Parents want to get to know their children… as long as the children conform to everything that the parents believe that they raised. It does not really end. You can be in your twenties or thirties with a family of your own and your own parents are sometimes the hardest people in the world to talk to or admit anything too. Teens are now cleaning up their Facebook profiles and seeing themselves having friends in other communities.
So, teens are not updating their Facebook as much or even logging in as much. However, Facebook is a multi-billion dollar company. People are not leaving in droves like they were from MySpace. A Facebook profile on some level is practically universal now. Google Plus was an attempted challenge, but does not really come close. Facebook knows that teen and young adult years are few. The adult years, somewhat unfortunately, happen to last an awful lot longer. Is Facebook abandoning its core audience? The answer is simply and succinctly “Of course they are, what kind of moron do you think that they are?” However more appropriately, their original target audience has become adults, and still using the site. The next generation just isn’t embracing the site as much.
Did you know that there was once a television show on called Homeboys In Outer Space? The obvious question would be ‘Why?’ The answer is simple. When the network it was on (UPN) started out, it was only available in large urban areas. Programmers programmed to the community that they were in. There were a lot of ethnic shows on UPN at the time. As UPN expanded to smaller and more rural markets, you tended to see a lot more ‘Buffys’ on UPN. That is what tends to happen.
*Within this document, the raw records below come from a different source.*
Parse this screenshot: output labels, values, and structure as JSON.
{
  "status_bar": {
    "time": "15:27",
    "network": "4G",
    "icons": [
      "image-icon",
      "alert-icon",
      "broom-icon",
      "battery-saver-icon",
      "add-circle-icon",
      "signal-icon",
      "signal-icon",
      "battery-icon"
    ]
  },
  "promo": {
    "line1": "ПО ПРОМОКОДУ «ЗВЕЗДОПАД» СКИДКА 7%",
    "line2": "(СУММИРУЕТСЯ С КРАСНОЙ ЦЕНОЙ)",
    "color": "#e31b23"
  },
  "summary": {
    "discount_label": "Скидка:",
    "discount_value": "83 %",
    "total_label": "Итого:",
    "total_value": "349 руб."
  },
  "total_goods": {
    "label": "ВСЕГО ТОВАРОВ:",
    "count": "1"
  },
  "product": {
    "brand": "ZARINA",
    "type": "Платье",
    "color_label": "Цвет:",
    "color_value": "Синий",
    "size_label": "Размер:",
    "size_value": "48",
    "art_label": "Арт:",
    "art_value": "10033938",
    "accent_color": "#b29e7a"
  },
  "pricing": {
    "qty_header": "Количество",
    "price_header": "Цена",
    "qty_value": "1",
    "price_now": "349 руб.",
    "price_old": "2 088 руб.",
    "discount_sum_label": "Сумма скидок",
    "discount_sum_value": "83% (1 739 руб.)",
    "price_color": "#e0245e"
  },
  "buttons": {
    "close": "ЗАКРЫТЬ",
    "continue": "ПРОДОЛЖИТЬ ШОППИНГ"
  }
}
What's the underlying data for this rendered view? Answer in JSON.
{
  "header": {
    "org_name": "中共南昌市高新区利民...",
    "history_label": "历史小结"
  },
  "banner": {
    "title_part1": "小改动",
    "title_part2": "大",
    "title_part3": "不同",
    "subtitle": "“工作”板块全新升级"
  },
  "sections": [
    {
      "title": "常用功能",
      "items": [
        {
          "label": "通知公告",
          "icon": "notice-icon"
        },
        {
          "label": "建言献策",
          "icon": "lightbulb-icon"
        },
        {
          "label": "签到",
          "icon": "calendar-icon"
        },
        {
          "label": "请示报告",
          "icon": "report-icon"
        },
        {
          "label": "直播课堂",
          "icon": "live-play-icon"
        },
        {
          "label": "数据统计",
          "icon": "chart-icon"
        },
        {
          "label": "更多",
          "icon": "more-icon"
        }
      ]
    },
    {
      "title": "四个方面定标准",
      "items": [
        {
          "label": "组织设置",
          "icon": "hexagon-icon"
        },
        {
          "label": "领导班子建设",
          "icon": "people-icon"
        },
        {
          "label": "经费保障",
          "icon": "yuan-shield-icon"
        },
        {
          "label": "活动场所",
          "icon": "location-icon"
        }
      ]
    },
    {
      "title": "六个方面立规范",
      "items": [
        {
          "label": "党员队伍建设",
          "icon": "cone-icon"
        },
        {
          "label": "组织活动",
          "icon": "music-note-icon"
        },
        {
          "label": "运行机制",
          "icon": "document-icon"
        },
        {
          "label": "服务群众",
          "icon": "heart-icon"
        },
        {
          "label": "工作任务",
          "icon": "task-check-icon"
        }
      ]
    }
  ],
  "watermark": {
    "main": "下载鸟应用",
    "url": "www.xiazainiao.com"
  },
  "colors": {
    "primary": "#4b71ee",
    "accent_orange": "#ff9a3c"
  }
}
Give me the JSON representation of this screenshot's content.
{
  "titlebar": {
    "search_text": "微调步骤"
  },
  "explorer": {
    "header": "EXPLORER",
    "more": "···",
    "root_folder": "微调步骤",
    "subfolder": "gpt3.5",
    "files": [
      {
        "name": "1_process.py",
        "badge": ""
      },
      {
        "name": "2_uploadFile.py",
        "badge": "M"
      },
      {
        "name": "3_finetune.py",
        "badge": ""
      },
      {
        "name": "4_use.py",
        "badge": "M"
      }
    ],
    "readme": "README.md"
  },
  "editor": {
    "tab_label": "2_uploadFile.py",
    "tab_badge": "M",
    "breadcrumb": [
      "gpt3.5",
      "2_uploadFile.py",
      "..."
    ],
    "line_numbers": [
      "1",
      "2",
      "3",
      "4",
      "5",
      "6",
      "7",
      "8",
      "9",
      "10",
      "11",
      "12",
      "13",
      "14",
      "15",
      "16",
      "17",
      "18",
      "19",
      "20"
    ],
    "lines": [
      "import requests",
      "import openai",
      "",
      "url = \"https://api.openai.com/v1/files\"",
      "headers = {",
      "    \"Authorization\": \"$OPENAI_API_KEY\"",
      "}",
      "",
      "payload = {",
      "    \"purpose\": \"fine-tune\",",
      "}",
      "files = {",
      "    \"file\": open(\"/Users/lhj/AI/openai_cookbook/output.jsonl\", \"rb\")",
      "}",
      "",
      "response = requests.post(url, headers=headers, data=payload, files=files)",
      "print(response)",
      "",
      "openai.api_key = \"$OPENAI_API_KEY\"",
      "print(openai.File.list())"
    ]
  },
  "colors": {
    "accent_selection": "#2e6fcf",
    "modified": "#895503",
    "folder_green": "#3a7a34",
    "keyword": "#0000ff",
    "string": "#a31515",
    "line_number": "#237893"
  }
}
Facebook marketed to teens because teens were their only audience. Now, Facebook has a huge audience and does not have to cater to teens as much. Once teens are away from their peer group in their twenties, it is banked that they will come back to Facebook for the same reasons that other older people flock to it. Eventually, you reminisce about your partying days more than actually having your partying days. We will attempt to not scare you with a time period called your ‘thirties’ just yet.